CAPE ELIZABETH — It took almost as long for Town Council Chairwoman Sara Lennon to direct people to the Planning Board meeting Monday as it did for councilors to hear comments about the proposed $32.2 million combined fiscal 2013 budgets.
The Planning Board meeting was in an adjacent conference room, while council chambers resounded with support for the budgets in a hearing that lasted less than 15 minutes.
Councilors will vote on the municipal and school budgets on May 14. Their vote will enact the $8.86 million municipal budget drafted by Town Manager Michael McGovern. If they approve the $21.76 million school budget, it will move on to a June 12 voter referendum.
The total impact of the municipal, school and county obligations is expected to increase the property tax rate from $15.18 per $1,000 of assessed value to $15.85.
Council comments Monday were limited to praise from Lennon and an overview from council finance committee Chairman Frank Governali.
“I want to give a quick thanks to the many many people who worked creatively and collaboratively to put together what I think is an excellent budget,” Lennon said.
Governali said the budgets require a 4.4 percent property tax increase with spending projected to increase 2.6 percent. The effect on a median-valued home of $314,000 is a $210 annual tax increase.
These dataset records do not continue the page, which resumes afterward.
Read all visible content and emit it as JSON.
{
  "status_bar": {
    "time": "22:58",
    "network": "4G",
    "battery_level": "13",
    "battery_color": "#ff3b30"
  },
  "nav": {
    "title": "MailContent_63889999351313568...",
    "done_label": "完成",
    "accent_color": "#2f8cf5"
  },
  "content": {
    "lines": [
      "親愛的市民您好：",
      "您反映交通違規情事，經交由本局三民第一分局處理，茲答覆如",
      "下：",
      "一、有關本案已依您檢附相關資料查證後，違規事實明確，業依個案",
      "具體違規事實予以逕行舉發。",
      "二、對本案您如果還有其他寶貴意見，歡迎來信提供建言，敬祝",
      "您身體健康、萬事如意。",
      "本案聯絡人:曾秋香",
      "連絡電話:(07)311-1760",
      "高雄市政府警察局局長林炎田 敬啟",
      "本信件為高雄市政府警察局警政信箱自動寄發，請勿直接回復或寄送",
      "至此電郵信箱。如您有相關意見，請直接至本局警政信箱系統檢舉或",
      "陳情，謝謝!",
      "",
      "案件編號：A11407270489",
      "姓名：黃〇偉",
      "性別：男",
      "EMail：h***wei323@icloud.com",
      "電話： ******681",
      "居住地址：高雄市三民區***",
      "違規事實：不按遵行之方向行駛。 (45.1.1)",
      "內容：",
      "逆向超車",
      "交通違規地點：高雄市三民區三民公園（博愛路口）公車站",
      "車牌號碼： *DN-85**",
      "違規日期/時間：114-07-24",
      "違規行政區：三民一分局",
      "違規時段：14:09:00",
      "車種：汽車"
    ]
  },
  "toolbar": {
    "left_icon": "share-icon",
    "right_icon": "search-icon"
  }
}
“The underlying objective was to maintain existing services while constraining spending increases,” Governali said. “The town continued to invest in its capital stewardship program, allocating $723,000 to long-term investment needs.”
No one from the public spoke about the municipal budget, but four residents expressed wholehearted support for the proposed school spending.
School Superintendent Meredith Nadeau, board members and district staff succeeded in recognizing what was important in funding local education, Trish Brigham, a Rock Crest Drive resident and co-president of the nonprofit Cape Elizabeth Education Foundation, said.
Governali shares the CEEF leadership post with Brigham.
“I think the School Board and district leadership team should be commended for developing a budget that seems to keep most programs intact in the face of drastically reduced federal and state funding,” Brigham said.
Budget documents show the School Department lost a net $236,000 in federal and state subsidies for the next fiscal year. Accumulated Medicare funds offset $480,000 of revenue losses of $452,000 in federal jobs bill subsidies and $272,000 in state aid.
Trinity Road resident Kathy Lualdi agreed with Brigham. “We have to maintain a certain minimum not only to do what we have done well, but to move forward,” Lualdi said.
Dana Stanley, a father of three who lives on Abaco Drive, said he and his family moved to town because of its reputation for schools.
“Our expectations have been met so far,” he said. “I believe the proposed budget strikes the necessary balance between the stellar system of education we all expect and recognizing the reality of the challenging economy.”
Brigham and Hunts Point Road resident Dan Fishbein said collaboration and compromise were critical in making the budget work well for all. They contrasted smooth school budget deliberations in town to more contentious discussions in other communities.
“We have a reasonable situation in front of us this year instead of a crisis,” Fishbein said.